■ Problem description: Report all lines from the entries below in which "chevron" appears.

****

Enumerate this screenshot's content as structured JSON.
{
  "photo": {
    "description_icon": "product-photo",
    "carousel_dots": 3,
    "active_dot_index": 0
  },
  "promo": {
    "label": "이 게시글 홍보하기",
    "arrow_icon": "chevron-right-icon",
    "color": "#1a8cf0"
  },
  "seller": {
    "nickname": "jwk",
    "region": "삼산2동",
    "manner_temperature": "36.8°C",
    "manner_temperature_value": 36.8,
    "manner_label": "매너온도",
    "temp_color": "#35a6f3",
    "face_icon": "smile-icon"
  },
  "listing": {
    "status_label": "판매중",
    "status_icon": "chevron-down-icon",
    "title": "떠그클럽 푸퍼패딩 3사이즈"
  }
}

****

■ Exercise solution:
    "arrow_icon": "chevron-right-icon",
    "status_icon": "chevron-down-icon",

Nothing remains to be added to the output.